HTML and CSS Reference
Figure 5-28 shows how validation errors are displayed for server-side errors.
Figure 5-28. Server-side validations from data annotations and MVC
The error message shown in Figure 5-28 comes from the User data model class. Because this
validation happens on the server, the Password field loses its value.
Most ASP.NET applications are data driven and involve forms in some way or another. HTML5 provides an
array of features that enhance forms, the most noticeable being the new input types. Input types such as
email , url , tel , and date allow you to enforce validations on the data being entered without needing any
client-side script. Additionally, features such as required fields, pattern matching, autofocus, placeholders,
and spell-check help you to develop rich forms with minimal markup and script.
Of course, you may still need to rely on server-side validation or custom validation as a fallback
mechanism to deal with browsers that don't support HTML5. HTML5 also lets you customize validation
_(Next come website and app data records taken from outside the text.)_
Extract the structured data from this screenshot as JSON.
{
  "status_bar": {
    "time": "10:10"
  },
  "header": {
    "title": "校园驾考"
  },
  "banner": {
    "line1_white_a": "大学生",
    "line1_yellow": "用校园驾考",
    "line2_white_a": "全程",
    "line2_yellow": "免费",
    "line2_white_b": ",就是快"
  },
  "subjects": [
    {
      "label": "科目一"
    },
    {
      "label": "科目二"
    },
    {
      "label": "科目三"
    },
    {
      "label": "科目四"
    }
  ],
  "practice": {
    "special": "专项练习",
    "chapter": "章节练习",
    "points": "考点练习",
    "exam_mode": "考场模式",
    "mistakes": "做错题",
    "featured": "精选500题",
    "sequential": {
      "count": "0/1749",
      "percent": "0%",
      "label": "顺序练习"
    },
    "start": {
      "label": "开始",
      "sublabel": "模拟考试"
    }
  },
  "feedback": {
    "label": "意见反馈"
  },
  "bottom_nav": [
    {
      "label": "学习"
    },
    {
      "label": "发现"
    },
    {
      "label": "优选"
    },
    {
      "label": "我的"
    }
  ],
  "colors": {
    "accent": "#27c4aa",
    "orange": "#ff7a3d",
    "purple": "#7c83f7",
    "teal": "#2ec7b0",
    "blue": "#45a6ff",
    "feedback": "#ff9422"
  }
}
messages and the way those messages are displayed.
HTML5 form features can be used by Web Forms as well as MVC applications. The TextMode property
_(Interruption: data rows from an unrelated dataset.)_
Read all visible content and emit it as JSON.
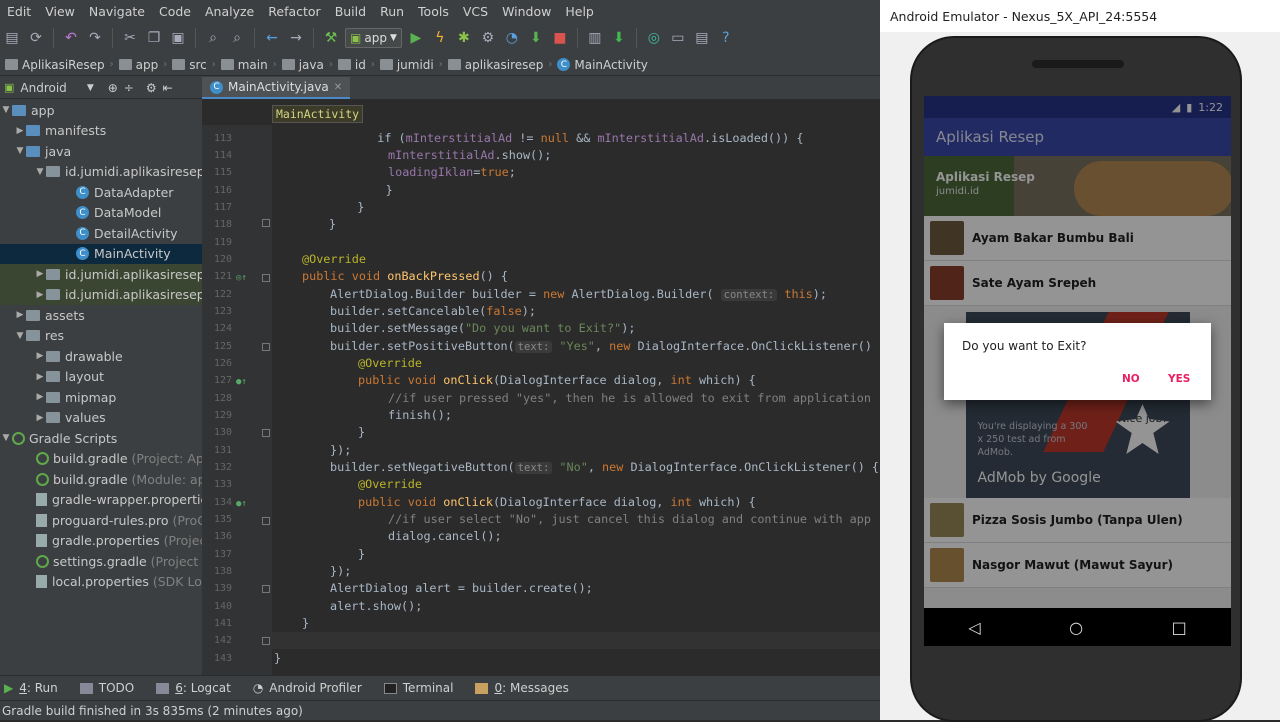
{
  "menu": [
    "Edit",
    "View",
    "Navigate",
    "Code",
    "Analyze",
    "Refactor",
    "Build",
    "Run",
    "Tools",
    "VCS",
    "Window",
    "Help"
  ],
  "toolbar": {
    "run_config": "app"
  },
  "breadcrumbs": [
    "AplikasiResep",
    "app",
    "src",
    "main",
    "java",
    "id",
    "jumidi",
    "aplikasiresep",
    "MainActivity"
  ],
  "project": {
    "view_mode": "Android",
    "tree": [
      {
        "label": "app",
        "hint": ""
      },
      {
        "label": "manifests",
        "hint": ""
      },
      {
        "label": "java",
        "hint": ""
      },
      {
        "label": "id.jumidi.aplikasiresep",
        "hint": ""
      },
      {
        "label": "DataAdapter",
        "hint": ""
      },
      {
        "label": "DataModel",
        "hint": ""
      },
      {
        "label": "DetailActivity",
        "hint": ""
      },
      {
        "label": "MainActivity",
        "hint": ""
      },
      {
        "label": "id.jumidi.aplikasiresep",
        "hint": "("
      },
      {
        "label": "id.jumidi.aplikasiresep",
        "hint": "("
      },
      {
        "label": "assets",
        "hint": ""
      },
      {
        "label": "res",
        "hint": ""
      },
      {
        "label": "drawable",
        "hint": ""
      },
      {
        "label": "layout",
        "hint": ""
      },
      {
        "label": "mipmap",
        "hint": ""
      },
      {
        "label": "values",
        "hint": ""
      },
      {
        "label": "Gradle Scripts",
        "hint": ""
      },
      {
        "label": "build.gradle",
        "hint": "(Project: Aplika"
      },
      {
        "label": "build.gradle",
        "hint": "(Module: app)"
      },
      {
        "label": "gradle-wrapper.properties",
        "hint": "("
      },
      {
        "label": "proguard-rules.pro",
        "hint": "(ProGua"
      },
      {
        "label": "gradle.properties",
        "hint": "(Project Pr"
      },
      {
        "label": "settings.gradle",
        "hint": "(Project Sett"
      },
      {
        "label": "local.properties",
        "hint": "(SDK Locati"
      }
    ]
  },
  "editor": {
    "tab": "MainActivity.java",
    "breadcrumb_chip": "MainActivity",
    "line_numbers": [
      "113",
      "114",
      "115",
      "116",
      "117",
      "118",
      "119",
      "120",
      "121",
      "122",
      "123",
      "124",
      "125",
      "126",
      "127",
      "128",
      "129",
      "130",
      "131",
      "132",
      "133",
      "134",
      "135",
      "136",
      "137",
      "138",
      "139",
      "140",
      "141",
      "142",
      "143"
    ],
    "code": {
      "l113_a": "            if (",
      "l113_b": "mInterstitialAd",
      "l113_c": " != ",
      "l113_d": "null",
      "l113_e": " && ",
      "l113_f": "mInterstitialAd",
      ".l113_g": "",
      "l113_g": ".isLoaded()) {",
      "l114_a": "mInterstitialAd",
      "l114_b": ".show();",
      "l115_a": "loadingIklan",
      "l115_b": "=",
      "l115_c": "true",
      ";": ";",
      "l116": "                }",
      "l117": "            }",
      "l118": "        }",
      "l120": "@Override",
      "l121_a": "public void ",
      "l121_b": "onBackPressed",
      "l121_c": "() {",
      "l122_a": "AlertDialog.Builder builder = ",
      "l122_b": "new ",
      "l122_c": "AlertDialog.Builder(",
      "l122_h": "context:",
      "l122_d": "this",
      ");": ");",
      "l123_a": "builder.setCancelable(",
      "l123_b": "false",
      "l124_a": "builder.setMessage(",
      "l124_b": "\"Do you want to Exit?\"",
      "l124_c": ");",
      "l125_a": "builder.setPositiveButton(",
      "l125_h": "text:",
      "l125_b": "\"Yes\"",
      "l125_c": ", ",
      "l125_d": "new ",
      "l125_e": "DialogInterface.OnClickListener() {",
      "l126": "@Override",
      "l127_a": "public void ",
      "l127_b": "onClick",
      "l127_c": "(DialogInterface dialog, ",
      "l127_d": "int ",
      "l127_e": "which) {",
      "l128": "//if user pressed \"yes\", then he is allowed to exit from application",
      "l129": "finish();",
      "l130": "}",
      "l131": "});",
      "l132_a": "builder.setNegativeButton(",
      "l132_h": "text:",
      "l132_b": "\"No\"",
      "l132_c": ", ",
      "l132_d": "new ",
      "l132_e": "DialogInterface.OnClickListener() {",
      "l133": "@Override",
      "l134_a": "public void ",
      "l134_b": "onClick",
      "l134_c": "(DialogInterface dialog, ",
      "l134_d": "int ",
      "l134_e": "which) {",
      "l135": "//if user select \"No\", just cancel this dialog and continue with app",
      "l136": "dialog.cancel();",
      "l137": "}",
      "l138": "});",
      "l139": "AlertDialog alert = builder.create();",
      "l140": "alert.show();",
      "l141": "}",
      "l143": "}"
    }
  },
  "bottom_tools": [
    {
      "num": "4",
      "label": ": Run"
    },
    {
      "num": "",
      "label": "TODO"
    },
    {
      "num": "6",
      "label": ": Logcat"
    },
    {
      "num": "",
      "label": "Android Profiler"
    },
    {
      "num": "",
      "label": "Terminal"
    },
    {
      "num": "0",
      "label": ": Messages"
    }
  ],
  "status_text": "Gradle build finished in 3s 835ms (2 minutes ago)",
  "emulator": {
    "title": "Android Emulator - Nexus_5X_API_24:5554",
    "time": "1:22",
    "app_title": "Aplikasi Resep",
    "banner_title": "Aplikasi Resep",
    "banner_sub": "jumidi.id",
    "items": [
      "Ayam Bakar Bumbu Bali",
      "Sate Ayam Srepeh",
      "Pizza Sosis Jumbo (Tanpa Ulen)",
      "Nasgor Mawut (Mawut Sayur)"
    ],
    "ad_text": "You're displaying a 300 x 250 test ad from AdMob.",
    "ad_badge": "Nice job!",
    "ad_brand": "AdMob by Google",
    "dialog_message": "Do you want to Exit?",
    "dialog_no": "NO",
    "dialog_yes": "YES"
  },
  "colors": {
    "accent_pink": "#e91e63",
    "primary": "#3949ab",
    "ide_bg": "#2b2b2b"
  }
}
of the TextBox server control supports various HTML5 input types. MVC applications can use raw <input>
tags or use HTML helpers to render HTML5 input types.